What is needed >>
Across the data, every line with the word "contacts" counts once; state the total alone.

Study material >>
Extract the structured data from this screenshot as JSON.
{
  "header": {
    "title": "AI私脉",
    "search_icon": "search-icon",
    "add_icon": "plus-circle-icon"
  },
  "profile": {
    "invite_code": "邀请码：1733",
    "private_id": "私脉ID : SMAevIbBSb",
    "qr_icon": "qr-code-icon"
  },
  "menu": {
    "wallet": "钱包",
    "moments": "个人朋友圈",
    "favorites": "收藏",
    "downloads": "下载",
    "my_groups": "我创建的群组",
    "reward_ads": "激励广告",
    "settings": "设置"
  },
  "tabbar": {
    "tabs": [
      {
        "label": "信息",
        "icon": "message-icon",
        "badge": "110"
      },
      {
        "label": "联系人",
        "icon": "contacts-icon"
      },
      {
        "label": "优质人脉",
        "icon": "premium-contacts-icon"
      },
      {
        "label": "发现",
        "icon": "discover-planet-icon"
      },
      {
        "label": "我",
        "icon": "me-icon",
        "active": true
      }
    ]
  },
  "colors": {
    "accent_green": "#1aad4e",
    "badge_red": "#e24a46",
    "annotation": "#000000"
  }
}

Response >>
2